Sometimes the intention of a link is to guide in a general direction and not point to any specific website. For example, pointing people to websites offering free web-hosting is one such scenario. Sites offering free web hosting frequently change policies, merge with other providers, or simply disappear. Any links pointing to them are likely to lose their context rather quickly. The best compromise in such situations is to link to a web-search. The web search in all likelihood will come up with up to date results and will keep pace with changes in the market place.

Linking is not a science, it is a skill and an art. People get better only with practice and experience. The best way to practice is by creating a personal website. More personal websites will mean more links and better searches. Having five links to an article instead of one does not create any additional content. However, as different people catalog things differently (use different anchor texts), it makes finding information easier.

People need to take responsibility for making the web work well. Instead of complaining about poor search engine results, people need to work proactively to enhance search engine relevancy. A search engine is always going to use heuristics to deliver what is out there. If there is too much noise and little guidance, no search-engine is going to be able to filter through that.




by Usman Latif  [Dec 25, 2003]
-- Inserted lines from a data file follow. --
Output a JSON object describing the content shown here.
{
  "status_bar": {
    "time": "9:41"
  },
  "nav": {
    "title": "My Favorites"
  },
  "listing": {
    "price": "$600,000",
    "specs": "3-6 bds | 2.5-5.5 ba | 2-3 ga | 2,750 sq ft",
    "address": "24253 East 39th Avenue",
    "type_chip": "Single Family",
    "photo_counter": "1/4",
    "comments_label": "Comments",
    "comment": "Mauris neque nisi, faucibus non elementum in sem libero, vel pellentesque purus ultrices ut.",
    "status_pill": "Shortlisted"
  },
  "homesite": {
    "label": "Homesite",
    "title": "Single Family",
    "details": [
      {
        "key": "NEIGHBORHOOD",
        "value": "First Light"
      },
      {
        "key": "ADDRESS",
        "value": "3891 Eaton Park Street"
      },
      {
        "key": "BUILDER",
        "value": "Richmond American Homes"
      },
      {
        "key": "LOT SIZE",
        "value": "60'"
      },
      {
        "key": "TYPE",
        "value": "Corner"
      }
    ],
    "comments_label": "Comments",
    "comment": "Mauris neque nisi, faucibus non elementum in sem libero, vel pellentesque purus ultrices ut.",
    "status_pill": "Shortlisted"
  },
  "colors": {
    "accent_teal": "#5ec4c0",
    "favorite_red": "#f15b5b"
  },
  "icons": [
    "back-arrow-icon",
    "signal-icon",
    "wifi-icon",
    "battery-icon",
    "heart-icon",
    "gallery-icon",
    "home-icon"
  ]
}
Links:

Google: Can The Marcia Brady Of Search Stay Sweet?
Google hit by link bombers
'Miserable failure' links to Bush